Study: Bonuses boost retention, scores

More teachers stayed on the job and students’ scores improved modestly at Texas schools that offered performance pay, reports a study by researchers at Vanderbilt University, the University of Missouri and Rand Corp. Bigger bonuses — $3,000 and up — produced better results, “although a majority of districts chose to spread the money around to more teachers and give smaller payments,” notes the Dallas News.

The study cautioned, though, that achievement gains shown by merit pay schools were small and could have resulted in part from other initiatives at those schools. Student test scores are a primary factor in determining bonuses, a criterion that many teachers oppose.

The merit-pay plan strongly affected teacher retention:  “The probability of turnover surged among teachers who did not receive a DATE award, while it fell sharply among teachers who did receive such an award,” the researchers said.

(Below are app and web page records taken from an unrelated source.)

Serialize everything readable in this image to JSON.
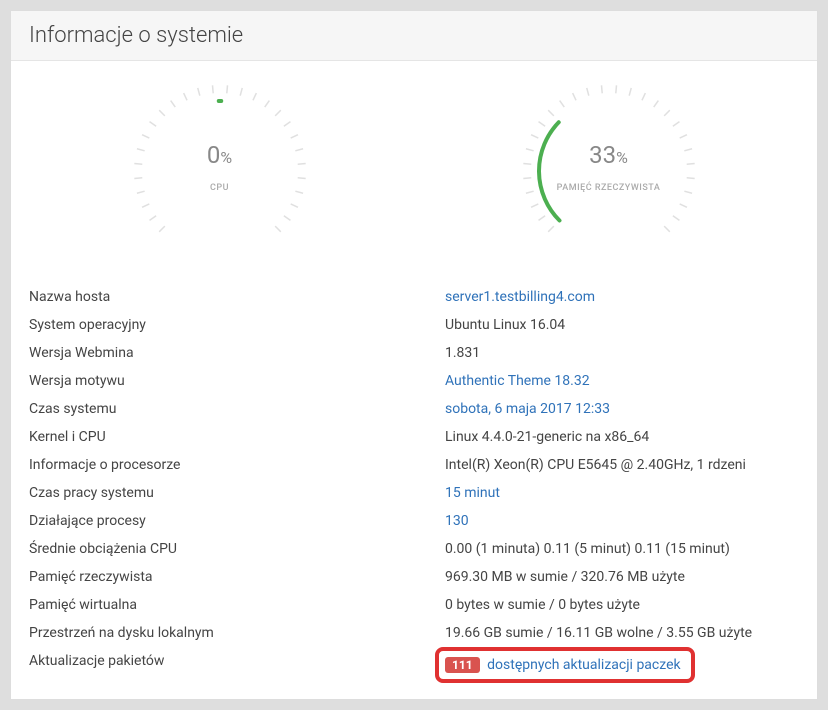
{
  "header": {
    "title": "Informacje o systemie"
  },
  "gauges": {
    "cpu": {
      "value": "0",
      "unit": "%",
      "label": "CPU",
      "percent": 0
    },
    "mem": {
      "value": "33",
      "unit": "%",
      "label": "PAMIĘĆ RZECZYWISTA",
      "percent": 33
    }
  },
  "rows": [
    {
      "label": "Nazwa hosta",
      "value": "server1.testbilling4.com",
      "link": true
    },
    {
      "label": "System operacyjny",
      "value": "Ubuntu Linux 16.04",
      "link": false
    },
    {
      "label": "Wersja Webmina",
      "value": "1.831",
      "link": false
    },
    {
      "label": "Wersja motywu",
      "value": "Authentic Theme 18.32",
      "link": true
    },
    {
      "label": "Czas systemu",
      "value": "sobota, 6 maja 2017 12:33",
      "link": true
    },
    {
      "label": "Kernel i CPU",
      "value": "Linux 4.4.0-21-generic na x86_64",
      "link": false
    },
    {
      "label": "Informacje o procesorze",
      "value": "Intel(R) Xeon(R) CPU E5645 @ 2.40GHz, 1 rdzeni",
      "link": false
    },
    {
      "label": "Czas pracy systemu",
      "value": "15 minut",
      "link": true
    },
    {
      "label": "Działające procesy",
      "value": "130",
      "link": true
    },
    {
      "label": "Średnie obciążenia CPU",
      "value": "0.00 (1 minuta) 0.11 (5 minut) 0.11 (15 minut)",
      "link": false
    },
    {
      "label": "Pamięć rzeczywista",
      "value": "969.30 MB w sumie / 320.76 MB użyte",
      "link": false
    },
    {
      "label": "Pamięć wirtualna",
      "value": "0 bytes w sumie / 0 bytes użyte",
      "link": false
    },
    {
      "label": "Przestrzeń na dysku lokalnym",
      "value": "19.66 GB sumie / 16.11 GB wolne / 3.55 GB użyte",
      "link": false
    }
  ],
  "updates": {
    "label": "Aktualizacje pakietów",
    "count": "111",
    "text": "dostępnych aktualizacji paczek"
  }
}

Study: Teacher mentoring raises scores

Two years of mentoring for new teachers raises student scores in reading and math, according to an Institute of Education Sciences study (pdf) conducted by Mathematica.  However, the extra support “didn’t  make teachers more likely to stay in their schools, districts, or the profession — nor were they any more likely to report feeling prepared,” notes Education Week.

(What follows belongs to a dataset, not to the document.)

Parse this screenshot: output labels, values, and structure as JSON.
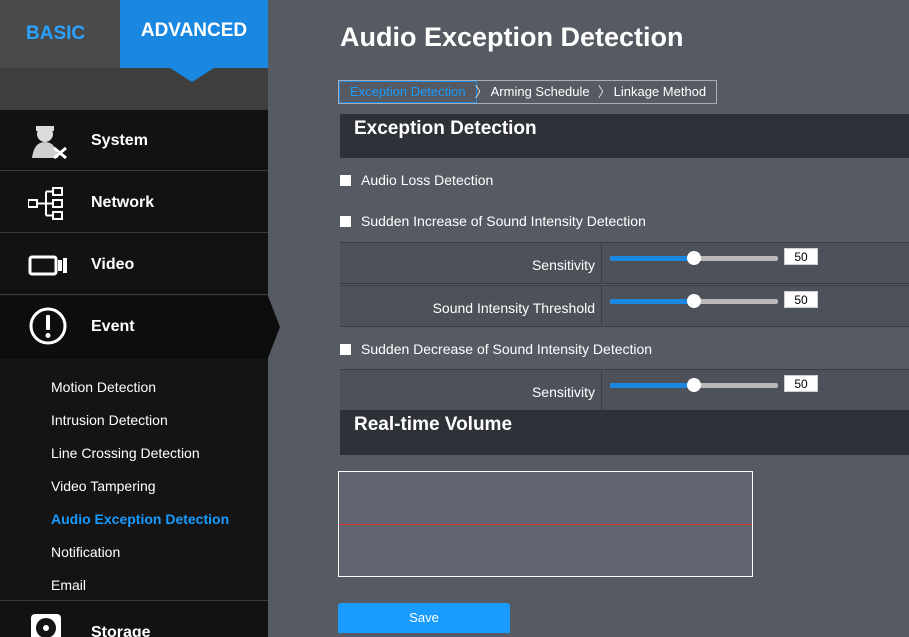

Comprehensive programs take a more-structured approach to new-teacher support and include a careful selection of teacher mentors, formative assessments to gauge teacher progress, and release time for mentors to observe their charges and provide feedback on their instruction.

This was the third year of the study, which included teachers in 13 states in medium and large urban districts. In the first two years, no effects were found. There were no gains for teachers who received only one year of mentoring.

Results appeared a year after teachers had stopped receiving mentoring and were equivalent to four percentile points in reading and eight in math.

“There is both good news and bad news in this study for policymakers,” said Steven Glazerman, senior researcher and lead author of the report. “Comprehensive induction, which can be quite expensive, did not help districts retain teachers or make them feel more satisfied or better prepared to teach compared to usual levels of new teacher support. However, the two-year intervention raised test scores, and that is often the bottom line for policymakers.”

The New Teacher Center, which provided induction support for some of the teachers, said results would have been stronger if not for delays in selecting and assigning mentors.